»»
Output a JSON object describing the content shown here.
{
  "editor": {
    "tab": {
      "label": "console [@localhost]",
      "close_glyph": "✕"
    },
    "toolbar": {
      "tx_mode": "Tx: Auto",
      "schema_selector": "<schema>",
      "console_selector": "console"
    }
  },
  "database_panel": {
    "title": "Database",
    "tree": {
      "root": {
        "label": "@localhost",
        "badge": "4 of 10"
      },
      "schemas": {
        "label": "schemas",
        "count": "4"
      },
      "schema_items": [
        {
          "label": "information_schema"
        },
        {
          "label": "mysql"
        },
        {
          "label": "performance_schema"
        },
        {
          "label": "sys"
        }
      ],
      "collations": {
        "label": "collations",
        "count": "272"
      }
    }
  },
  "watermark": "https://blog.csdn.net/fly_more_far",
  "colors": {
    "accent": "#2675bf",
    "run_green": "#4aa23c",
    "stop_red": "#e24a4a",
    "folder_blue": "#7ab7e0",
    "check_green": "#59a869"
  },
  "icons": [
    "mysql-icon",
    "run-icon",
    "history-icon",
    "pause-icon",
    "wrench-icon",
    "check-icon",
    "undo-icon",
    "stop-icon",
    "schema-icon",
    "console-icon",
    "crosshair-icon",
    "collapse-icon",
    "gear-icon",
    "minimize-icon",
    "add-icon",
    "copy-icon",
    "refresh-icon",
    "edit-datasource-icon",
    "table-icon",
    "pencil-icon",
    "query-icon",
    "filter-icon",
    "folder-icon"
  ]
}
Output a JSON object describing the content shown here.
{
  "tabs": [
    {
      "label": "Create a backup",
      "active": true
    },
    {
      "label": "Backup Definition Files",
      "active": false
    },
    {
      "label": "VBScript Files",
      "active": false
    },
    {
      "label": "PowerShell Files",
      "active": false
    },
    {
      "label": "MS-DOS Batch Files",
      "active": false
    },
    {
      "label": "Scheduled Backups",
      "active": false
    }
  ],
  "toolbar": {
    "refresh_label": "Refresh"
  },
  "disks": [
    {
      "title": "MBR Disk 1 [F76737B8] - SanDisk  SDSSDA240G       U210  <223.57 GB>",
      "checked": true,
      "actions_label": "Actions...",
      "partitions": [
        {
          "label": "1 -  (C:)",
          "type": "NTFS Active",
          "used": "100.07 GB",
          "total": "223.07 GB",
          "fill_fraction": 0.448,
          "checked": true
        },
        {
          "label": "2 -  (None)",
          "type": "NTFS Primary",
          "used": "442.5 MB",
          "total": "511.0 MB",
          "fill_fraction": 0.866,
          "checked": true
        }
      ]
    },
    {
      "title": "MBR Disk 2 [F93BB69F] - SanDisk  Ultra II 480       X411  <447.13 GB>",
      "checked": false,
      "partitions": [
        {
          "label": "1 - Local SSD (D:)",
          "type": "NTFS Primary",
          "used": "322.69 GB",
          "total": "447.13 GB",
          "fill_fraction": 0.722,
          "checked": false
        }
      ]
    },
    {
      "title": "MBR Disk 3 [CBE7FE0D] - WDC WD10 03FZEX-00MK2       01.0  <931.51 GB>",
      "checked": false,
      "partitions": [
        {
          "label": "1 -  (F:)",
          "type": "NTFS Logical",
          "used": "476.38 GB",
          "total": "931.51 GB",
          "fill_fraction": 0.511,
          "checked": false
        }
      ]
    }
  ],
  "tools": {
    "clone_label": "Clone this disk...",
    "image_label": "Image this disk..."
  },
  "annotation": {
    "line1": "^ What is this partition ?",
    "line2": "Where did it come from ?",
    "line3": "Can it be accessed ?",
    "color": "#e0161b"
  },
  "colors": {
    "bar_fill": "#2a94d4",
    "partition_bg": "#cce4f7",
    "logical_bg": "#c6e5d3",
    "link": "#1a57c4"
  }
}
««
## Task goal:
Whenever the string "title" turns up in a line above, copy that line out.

## Output of the exercise:
    "title": "Database",
      "title": "MBR Disk 1 [F76737B8] - SanDisk  SDSSDA240G       U210  <223.57 GB>",
      "title": "MBR Disk 2 [F93BB69F] - SanDisk  Ultra II 480       X411  <447.13 GB>",
      "title": "MBR Disk 3 [CBE7FE0D] - WDC WD10 03FZEX-00MK2       01.0  <931.51 GB>",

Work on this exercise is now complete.